For 13 years, the DVTA has been serving valley seniors and disabled residents with free door-to-door transportation to shopping destinations, adult day care, and medical appointments.
According to special programs manager Jan Terk, who has been running the program since its inception, bringing a group to an activity or meal is often an easier task than helping an individual to a specific medical appointment. That is why the DVTA is always looking for volunteers who want to help their neighbors.
Funded by a grant from the Vermont Agency of Transportation, the elderly and disabled transportation service covers Readsboro, Halifax, Whitingham, Wilmington, Dover, and Wardsboro, and provides daily rides to congregate meal sites in Jacksonville, Halifax, and Readsboro. Other services include shopping trips to Bennington, and daily service to the Gathering Place adult center in Brattleboro. Rides to medical appointments are also provided by volunteer drivers in their own cars, tailored to the individual needs of the rider.
Terk says this volunteer service is special in that it recognizes the unpredictability of medical appointments. “Most folks who are going to the doctor are going in one direction while another person needs to go in another direction, maybe one to Brattleboro and one to Bennington, and it’s generally folks who need door-to-door service,” said Terk.
The service takes people to local appointments as well as appointments at North Adams Regional Hospital, and as far away as Dartmouth Hitchcock Medical Center and Albany Medical Center. Terk says the two programs served around 75 people in 2012, and at least half of those were served by a volunteer driver.
According to Terk, having both the van program for groups and individual drivers also makes sense economically. “We can bring folks to meals and gatherings with vans efficiently because there are a lot of folks on board.
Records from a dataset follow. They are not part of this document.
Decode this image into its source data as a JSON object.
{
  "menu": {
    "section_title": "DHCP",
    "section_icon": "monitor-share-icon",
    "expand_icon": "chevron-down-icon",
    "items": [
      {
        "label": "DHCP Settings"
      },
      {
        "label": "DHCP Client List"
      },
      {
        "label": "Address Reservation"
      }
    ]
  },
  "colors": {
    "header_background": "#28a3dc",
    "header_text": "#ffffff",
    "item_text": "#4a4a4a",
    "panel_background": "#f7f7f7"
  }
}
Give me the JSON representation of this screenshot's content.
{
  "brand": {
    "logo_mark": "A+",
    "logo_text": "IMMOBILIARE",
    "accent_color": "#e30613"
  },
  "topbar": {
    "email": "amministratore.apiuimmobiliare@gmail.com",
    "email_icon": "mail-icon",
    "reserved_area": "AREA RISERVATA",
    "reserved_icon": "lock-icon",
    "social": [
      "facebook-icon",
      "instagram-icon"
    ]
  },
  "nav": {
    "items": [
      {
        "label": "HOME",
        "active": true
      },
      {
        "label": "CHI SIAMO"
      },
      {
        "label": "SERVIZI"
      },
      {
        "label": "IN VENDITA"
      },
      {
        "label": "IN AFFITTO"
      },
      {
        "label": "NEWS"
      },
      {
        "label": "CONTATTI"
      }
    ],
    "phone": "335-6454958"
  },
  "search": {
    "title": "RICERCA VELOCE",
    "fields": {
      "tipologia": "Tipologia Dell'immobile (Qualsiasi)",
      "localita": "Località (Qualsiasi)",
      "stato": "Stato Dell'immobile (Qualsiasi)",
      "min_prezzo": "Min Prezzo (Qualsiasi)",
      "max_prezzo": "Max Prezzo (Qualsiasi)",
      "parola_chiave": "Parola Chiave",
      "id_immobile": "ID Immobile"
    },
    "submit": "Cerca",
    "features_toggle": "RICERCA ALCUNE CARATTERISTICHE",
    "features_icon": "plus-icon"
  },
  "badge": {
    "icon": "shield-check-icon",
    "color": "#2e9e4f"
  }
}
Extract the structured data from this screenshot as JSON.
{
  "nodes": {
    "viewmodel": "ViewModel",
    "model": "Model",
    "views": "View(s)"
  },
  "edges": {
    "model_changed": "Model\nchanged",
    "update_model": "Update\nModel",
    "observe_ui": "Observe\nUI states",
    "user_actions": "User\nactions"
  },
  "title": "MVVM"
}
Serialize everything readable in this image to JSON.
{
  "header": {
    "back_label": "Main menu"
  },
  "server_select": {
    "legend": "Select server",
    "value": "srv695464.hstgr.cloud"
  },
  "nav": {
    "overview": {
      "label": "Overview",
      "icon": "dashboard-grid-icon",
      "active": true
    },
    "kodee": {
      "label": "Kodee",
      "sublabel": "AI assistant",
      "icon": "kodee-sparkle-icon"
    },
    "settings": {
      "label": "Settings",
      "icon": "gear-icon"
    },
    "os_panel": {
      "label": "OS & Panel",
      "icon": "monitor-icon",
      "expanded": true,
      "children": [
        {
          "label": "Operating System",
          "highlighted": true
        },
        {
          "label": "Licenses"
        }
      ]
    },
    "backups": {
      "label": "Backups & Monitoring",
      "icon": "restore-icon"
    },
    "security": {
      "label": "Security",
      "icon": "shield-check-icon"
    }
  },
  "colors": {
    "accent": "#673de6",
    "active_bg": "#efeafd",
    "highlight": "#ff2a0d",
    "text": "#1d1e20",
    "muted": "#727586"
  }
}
With the medical trips, they are individuals going in all different directions so really the best economical way to do it, the best way to stretch our dollars as far as they can go, is with volunteers.” Terk also said volunteers are reimbursed for their mileage.
While winter is a slower season for the program, Terk says that improving weather increases the demand for rides, and because volunteer drivers come and go seasonally, the DVTA would like to add at least a dozen more drivers. The more drivers the DVTA has, the more availability and flexible time frames are available for their patrons.
Terk was specifically hired to run the elderly and disabilities program, and says it is gratifying to help such a widespread collection of valley residents. “It serves our neighbors” said Terk. “Some have no other way, or have a difficult time getting to doctor appointments. It’s rewarding work.”
The program began with just a few volunteers over the first few years and now has about a dozen.
To volunteer, or inquire about rides, contact Terk at (802) 464-8487.